*** Opening Records provided ***
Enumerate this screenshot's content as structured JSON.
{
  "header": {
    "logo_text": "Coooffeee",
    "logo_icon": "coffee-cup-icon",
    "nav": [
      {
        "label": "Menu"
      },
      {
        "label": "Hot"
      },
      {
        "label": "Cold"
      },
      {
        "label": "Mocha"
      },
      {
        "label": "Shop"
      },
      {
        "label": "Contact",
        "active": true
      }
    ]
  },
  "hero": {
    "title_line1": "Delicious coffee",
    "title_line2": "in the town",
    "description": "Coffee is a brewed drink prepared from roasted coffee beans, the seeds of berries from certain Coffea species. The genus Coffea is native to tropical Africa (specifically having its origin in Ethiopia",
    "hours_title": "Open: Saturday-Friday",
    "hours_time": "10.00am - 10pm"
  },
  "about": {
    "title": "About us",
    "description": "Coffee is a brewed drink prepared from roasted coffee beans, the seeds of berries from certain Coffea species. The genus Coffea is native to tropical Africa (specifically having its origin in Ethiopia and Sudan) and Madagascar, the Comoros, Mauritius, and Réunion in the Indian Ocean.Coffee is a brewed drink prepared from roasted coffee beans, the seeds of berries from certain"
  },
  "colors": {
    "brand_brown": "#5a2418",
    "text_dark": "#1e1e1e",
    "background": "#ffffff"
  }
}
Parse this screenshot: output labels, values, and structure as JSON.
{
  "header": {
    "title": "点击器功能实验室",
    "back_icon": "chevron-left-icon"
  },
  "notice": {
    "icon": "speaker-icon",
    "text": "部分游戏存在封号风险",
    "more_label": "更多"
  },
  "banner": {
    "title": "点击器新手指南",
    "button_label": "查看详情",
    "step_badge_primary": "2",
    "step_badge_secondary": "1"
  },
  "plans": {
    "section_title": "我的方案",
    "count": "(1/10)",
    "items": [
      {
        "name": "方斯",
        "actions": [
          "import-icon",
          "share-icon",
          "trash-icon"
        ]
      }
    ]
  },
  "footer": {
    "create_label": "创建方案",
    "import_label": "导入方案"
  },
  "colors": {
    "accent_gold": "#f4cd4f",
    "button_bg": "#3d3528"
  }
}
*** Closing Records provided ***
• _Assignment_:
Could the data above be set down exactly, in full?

• _Output for this task_:
Enumerate this screenshot's content as structured JSON.
{
  "header": {
    "logo_text": "Coooffeee",
    "logo_icon": "coffee-cup-icon",
    "nav": [
      {
        "label": "Menu"
      },
      {
        "label": "Hot"
      },
      {
        "label": "Cold"
      },
      {
        "label": "Mocha"
      },
      {
        "label": "Shop"
      },
      {
        "label": "Contact",
        "active": true
      }
    ]
  },
  "hero": {
    "title_line1": "Delicious coffee",
    "title_line2": "in the town",
    "description": "Coffee is a brewed drink prepared from roasted coffee beans, the seeds of berries from certain Coffea species. The genus Coffea is native to tropical Africa (specifically having its origin in Ethiopia",
    "hours_title": "Open: Saturday-Friday",
    "hours_time": "10.00am - 10pm"
  },
  "about": {
    "title": "About us",
    "description": "Coffee is a brewed drink prepared from roasted coffee beans, the seeds of berries from certain Coffea species. The genus Coffea is native to tropical Africa (specifically having its origin in Ethiopia and Sudan) and Madagascar, the Comoros, Mauritius, and Réunion in the Indian Ocean.Coffee is a brewed drink prepared from roasted coffee beans, the seeds of berries from certain"
  },
  "colors": {
    "brand_brown": "#5a2418",
    "text_dark": "#1e1e1e",
    "background": "#ffffff"
  }
}
Parse this screenshot: output labels, values, and structure as JSON.
{
  "header": {
    "title": "点击器功能实验室",
    "back_icon": "chevron-left-icon"
  },
  "notice": {
    "icon": "speaker-icon",
    "text": "部分游戏存在封号风险",
    "more_label": "更多"
  },
  "banner": {
    "title": "点击器新手指南",
    "button_label": "查看详情",
    "step_badge_primary": "2",
    "step_badge_secondary": "1"
  },
  "plans": {
    "section_title": "我的方案",
    "count": "(1/10)",
    "items": [
      {
        "name": "方斯",
        "actions": [
          "import-icon",
          "share-icon",
          "trash-icon"
        ]
      }
    ]
  },
  "footer": {
    "create_label": "创建方案",
    "import_label": "导入方案"
  },
  "colors": {
    "accent_gold": "#f4cd4f",
    "button_bg": "#3d3528"
  }
}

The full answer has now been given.